Copy out the listing below so that each line matches exactly.
#### Given information
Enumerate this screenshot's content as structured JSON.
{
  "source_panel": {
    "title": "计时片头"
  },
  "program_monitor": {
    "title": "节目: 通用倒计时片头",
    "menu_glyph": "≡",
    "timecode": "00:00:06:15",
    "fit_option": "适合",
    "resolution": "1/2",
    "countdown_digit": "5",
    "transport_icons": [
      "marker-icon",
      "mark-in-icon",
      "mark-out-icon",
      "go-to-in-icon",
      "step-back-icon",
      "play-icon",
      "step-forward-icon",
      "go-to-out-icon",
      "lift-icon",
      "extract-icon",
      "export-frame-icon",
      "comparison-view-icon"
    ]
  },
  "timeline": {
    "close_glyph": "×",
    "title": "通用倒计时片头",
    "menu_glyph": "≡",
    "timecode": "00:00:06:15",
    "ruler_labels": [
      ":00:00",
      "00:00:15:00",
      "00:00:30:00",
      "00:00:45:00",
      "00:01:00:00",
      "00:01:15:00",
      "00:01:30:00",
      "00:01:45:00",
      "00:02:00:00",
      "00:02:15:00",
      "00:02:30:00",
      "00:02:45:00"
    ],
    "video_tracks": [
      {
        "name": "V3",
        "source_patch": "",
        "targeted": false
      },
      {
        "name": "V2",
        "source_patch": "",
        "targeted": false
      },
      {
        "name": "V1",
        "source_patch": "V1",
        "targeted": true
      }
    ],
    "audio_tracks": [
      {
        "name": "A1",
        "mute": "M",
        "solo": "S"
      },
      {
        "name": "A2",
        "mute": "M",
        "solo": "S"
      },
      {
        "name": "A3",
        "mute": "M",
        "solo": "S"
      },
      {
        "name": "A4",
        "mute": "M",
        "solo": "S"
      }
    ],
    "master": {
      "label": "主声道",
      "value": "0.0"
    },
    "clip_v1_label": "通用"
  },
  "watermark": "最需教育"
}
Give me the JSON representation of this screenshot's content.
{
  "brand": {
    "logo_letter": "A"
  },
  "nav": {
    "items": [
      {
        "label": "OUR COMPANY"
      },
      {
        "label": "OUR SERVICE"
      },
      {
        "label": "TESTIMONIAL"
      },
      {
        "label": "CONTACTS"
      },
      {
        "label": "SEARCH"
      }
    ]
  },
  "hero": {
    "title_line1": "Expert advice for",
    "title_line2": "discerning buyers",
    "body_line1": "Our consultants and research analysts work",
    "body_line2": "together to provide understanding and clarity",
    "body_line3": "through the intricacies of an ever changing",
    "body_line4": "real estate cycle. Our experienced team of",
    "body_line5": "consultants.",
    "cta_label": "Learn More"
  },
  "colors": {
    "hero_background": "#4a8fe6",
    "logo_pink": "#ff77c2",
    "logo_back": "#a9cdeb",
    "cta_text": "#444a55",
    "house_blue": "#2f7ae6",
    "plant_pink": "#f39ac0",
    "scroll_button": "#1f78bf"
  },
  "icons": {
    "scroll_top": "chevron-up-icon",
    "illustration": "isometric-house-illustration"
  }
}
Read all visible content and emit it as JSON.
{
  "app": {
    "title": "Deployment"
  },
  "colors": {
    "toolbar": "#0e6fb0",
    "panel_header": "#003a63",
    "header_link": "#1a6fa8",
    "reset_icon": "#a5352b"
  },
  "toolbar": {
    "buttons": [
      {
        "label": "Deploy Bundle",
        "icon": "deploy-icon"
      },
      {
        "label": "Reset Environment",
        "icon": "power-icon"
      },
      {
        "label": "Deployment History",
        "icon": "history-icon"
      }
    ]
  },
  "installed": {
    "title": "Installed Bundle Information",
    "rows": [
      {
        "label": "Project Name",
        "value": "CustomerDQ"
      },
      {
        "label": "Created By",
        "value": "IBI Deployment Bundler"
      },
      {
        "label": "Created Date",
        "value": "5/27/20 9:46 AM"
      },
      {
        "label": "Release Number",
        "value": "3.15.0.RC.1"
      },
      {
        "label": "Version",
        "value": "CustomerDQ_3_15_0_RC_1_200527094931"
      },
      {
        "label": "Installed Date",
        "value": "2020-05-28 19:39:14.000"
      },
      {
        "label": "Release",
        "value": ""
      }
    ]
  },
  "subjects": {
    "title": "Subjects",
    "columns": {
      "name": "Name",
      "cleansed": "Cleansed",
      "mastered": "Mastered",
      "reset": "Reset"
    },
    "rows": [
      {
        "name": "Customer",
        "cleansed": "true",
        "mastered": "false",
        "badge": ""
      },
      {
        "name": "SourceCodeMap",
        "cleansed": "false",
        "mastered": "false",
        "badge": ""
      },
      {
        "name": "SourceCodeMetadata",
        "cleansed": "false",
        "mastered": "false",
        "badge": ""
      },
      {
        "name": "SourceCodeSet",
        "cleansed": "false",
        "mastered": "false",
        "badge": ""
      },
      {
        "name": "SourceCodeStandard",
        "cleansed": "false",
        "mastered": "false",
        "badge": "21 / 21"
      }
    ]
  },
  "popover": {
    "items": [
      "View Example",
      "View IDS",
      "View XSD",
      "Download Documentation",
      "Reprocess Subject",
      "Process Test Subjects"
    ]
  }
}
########
▶ _Solution_:
Enumerate this screenshot's content as structured JSON.
{
  "source_panel": {
    "title": "计时片头"
  },
  "program_monitor": {
    "title": "节目: 通用倒计时片头",
    "menu_glyph": "≡",
    "timecode": "00:00:06:15",
    "fit_option": "适合",
    "resolution": "1/2",
    "countdown_digit": "5",
    "transport_icons": [
      "marker-icon",
      "mark-in-icon",
      "mark-out-icon",
      "go-to-in-icon",
      "step-back-icon",
      "play-icon",
      "step-forward-icon",
      "go-to-out-icon",
      "lift-icon",
      "extract-icon",
      "export-frame-icon",
      "comparison-view-icon"
    ]
  },
  "timeline": {
    "close_glyph": "×",
    "title": "通用倒计时片头",
    "menu_glyph": "≡",
    "timecode": "00:00:06:15",
    "ruler_labels": [
      ":00:00",
      "00:00:15:00",
      "00:00:30:00",
      "00:00:45:00",
      "00:01:00:00",
      "00:01:15:00",
      "00:01:30:00",
      "00:01:45:00",
      "00:02:00:00",
      "00:02:15:00",
      "00:02:30:00",
      "00:02:45:00"
    ],
    "video_tracks": [
      {
        "name": "V3",
        "source_patch": "",
        "targeted": false
      },
      {
        "name": "V2",
        "source_patch": "",
        "targeted": false
      },
      {
        "name": "V1",
        "source_patch": "V1",
        "targeted": true
      }
    ],
    "audio_tracks": [
      {
        "name": "A1",
        "mute": "M",
        "solo": "S"
      },
      {
        "name": "A2",
        "mute": "M",
        "solo": "S"
      },
      {
        "name": "A3",
        "mute": "M",
        "solo": "S"
      },
      {
        "name": "A4",
        "mute": "M",
        "solo": "S"
      }
    ],
    "master": {
      "label": "主声道",
      "value": "0.0"
    },
    "clip_v1_label": "通用"
  },
  "watermark": "最需教育"
}
Give me the JSON representation of this screenshot's content.
{
  "brand": {
    "logo_letter": "A"
  },
  "nav": {
    "items": [
      {
        "label": "OUR COMPANY"
      },
      {
        "label": "OUR SERVICE"
      },
      {
        "label": "TESTIMONIAL"
      },
      {
        "label": "CONTACTS"
      },
      {
        "label": "SEARCH"
      }
    ]
  },
  "hero": {
    "title_line1": "Expert advice for",
    "title_line2": "discerning buyers",
    "body_line1": "Our consultants and research analysts work",
    "body_line2": "together to provide understanding and clarity",
    "body_line3": "through the intricacies of an ever changing",
    "body_line4": "real estate cycle. Our experienced team of",
    "body_line5": "consultants.",
    "cta_label": "Learn More"
  },
  "colors": {
    "hero_background": "#4a8fe6",
    "logo_pink": "#ff77c2",
    "logo_back": "#a9cdeb",
    "cta_text": "#444a55",
    "house_blue": "#2f7ae6",
    "plant_pink": "#f39ac0",
    "scroll_button": "#1f78bf"
  },
  "icons": {
    "scroll_top": "chevron-up-icon",
    "illustration": "isometric-house-illustration"
  }
}
Read all visible content and emit it as JSON.
{
  "app": {
    "title": "Deployment"
  },
  "colors": {
    "toolbar": "#0e6fb0",
    "panel_header": "#003a63",
    "header_link": "#1a6fa8",
    "reset_icon": "#a5352b"
  },
  "toolbar": {
    "buttons": [
      {
        "label": "Deploy Bundle",
        "icon": "deploy-icon"
      },
      {
        "label": "Reset Environment",
        "icon": "power-icon"
      },
      {
        "label": "Deployment History",
        "icon": "history-icon"
      }
    ]
  },
  "installed": {
    "title": "Installed Bundle Information",
    "rows": [
      {
        "label": "Project Name",
        "value": "CustomerDQ"
      },
      {
        "label": "Created By",
        "value": "IBI Deployment Bundler"
      },
      {
        "label": "Created Date",
        "value": "5/27/20 9:46 AM"
      },
      {
        "label": "Release Number",
        "value": "3.15.0.RC.1"
      },
      {
        "label": "Version",
        "value": "CustomerDQ_3_15_0_RC_1_200527094931"
      },
      {
        "label": "Installed Date",
        "value": "2020-05-28 19:39:14.000"
      },
      {
        "label": "Release",
        "value": ""
      }
    ]
  },
  "subjects": {
    "title": "Subjects",
    "columns": {
      "name": "Name",
      "cleansed": "Cleansed",
      "mastered": "Mastered",
      "reset": "Reset"
    },
    "rows": [
      {
        "name": "Customer",
        "cleansed": "true",
        "mastered": "false",
        "badge": ""
      },
      {
        "name": "SourceCodeMap",
        "cleansed": "false",
        "mastered": "false",
        "badge": ""
      },
      {
        "name": "SourceCodeMetadata",
        "cleansed": "false",
        "mastered": "false",
        "badge": ""
      },
      {
        "name": "SourceCodeSet",
        "cleansed": "false",
        "mastered": "false",
        "badge": ""
      },
      {
        "name": "SourceCodeStandard",
        "cleansed": "false",
        "mastered": "false",
        "badge": "21 / 21"
      }
    ]
  },
  "popover": {
    "items": [
      "View Example",
      "View IDS",
      "View XSD",
      "Download Documentation",
      "Reprocess Subject",
      "Process Test Subjects"
    ]
  }
}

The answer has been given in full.